> **ABOUT THIS TASK**
Determine the number of lines in the data that include the word "Orleans", and write only that number.

> **SUPPLIED ENTRIES**
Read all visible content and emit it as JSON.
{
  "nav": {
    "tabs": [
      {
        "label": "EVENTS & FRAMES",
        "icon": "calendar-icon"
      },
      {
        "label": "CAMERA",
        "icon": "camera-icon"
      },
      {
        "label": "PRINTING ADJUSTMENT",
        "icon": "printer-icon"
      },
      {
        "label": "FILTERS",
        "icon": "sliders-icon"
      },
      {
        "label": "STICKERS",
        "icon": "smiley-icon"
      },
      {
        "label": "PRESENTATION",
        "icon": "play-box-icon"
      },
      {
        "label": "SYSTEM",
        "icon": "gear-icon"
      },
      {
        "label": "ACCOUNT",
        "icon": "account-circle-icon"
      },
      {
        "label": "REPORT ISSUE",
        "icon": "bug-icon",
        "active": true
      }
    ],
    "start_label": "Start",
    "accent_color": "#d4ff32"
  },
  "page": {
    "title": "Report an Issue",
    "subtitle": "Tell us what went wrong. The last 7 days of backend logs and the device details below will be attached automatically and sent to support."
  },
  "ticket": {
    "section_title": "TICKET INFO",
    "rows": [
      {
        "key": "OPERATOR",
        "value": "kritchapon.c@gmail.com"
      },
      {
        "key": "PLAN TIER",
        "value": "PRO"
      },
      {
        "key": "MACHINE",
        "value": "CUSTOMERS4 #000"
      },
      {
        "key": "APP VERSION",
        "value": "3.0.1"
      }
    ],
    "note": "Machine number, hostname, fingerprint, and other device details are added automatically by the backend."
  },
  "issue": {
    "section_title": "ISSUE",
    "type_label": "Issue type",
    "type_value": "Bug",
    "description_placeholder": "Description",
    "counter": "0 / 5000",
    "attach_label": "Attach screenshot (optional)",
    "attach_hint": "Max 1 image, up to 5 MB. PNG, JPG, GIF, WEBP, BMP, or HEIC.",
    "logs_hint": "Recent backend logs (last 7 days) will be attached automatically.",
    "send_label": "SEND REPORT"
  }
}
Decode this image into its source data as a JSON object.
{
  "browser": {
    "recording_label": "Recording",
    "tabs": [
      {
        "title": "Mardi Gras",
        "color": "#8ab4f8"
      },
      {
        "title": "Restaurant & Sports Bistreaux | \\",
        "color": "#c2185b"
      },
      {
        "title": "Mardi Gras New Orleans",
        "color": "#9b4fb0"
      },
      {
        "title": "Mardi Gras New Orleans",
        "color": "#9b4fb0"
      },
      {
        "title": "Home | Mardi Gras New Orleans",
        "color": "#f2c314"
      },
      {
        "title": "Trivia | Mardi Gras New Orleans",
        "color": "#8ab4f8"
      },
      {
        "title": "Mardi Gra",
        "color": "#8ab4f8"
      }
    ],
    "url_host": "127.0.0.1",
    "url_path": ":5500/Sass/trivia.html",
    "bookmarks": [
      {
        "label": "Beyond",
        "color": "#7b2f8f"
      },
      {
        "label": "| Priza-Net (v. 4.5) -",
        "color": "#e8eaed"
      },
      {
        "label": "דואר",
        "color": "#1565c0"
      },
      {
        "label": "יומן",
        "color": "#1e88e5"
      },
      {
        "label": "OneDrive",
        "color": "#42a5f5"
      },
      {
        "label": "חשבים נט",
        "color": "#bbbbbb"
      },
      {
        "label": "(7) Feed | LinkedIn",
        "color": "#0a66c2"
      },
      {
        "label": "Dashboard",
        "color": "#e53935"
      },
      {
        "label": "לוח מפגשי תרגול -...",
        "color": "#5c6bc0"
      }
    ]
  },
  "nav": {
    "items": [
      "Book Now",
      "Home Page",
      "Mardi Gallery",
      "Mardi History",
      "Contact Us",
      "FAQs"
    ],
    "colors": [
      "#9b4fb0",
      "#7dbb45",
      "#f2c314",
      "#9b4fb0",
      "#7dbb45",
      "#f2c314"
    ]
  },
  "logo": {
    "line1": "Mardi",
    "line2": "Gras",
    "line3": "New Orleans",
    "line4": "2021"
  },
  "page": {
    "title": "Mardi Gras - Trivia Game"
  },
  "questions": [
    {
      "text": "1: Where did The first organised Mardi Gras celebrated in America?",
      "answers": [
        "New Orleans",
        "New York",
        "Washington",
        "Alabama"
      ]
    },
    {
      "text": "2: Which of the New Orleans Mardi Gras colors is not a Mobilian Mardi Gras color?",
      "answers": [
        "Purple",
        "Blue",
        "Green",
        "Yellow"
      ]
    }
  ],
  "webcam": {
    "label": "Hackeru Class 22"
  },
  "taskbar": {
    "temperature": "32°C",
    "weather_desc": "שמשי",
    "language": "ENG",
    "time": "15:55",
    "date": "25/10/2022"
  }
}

> **RESULT OF THE TASK**
7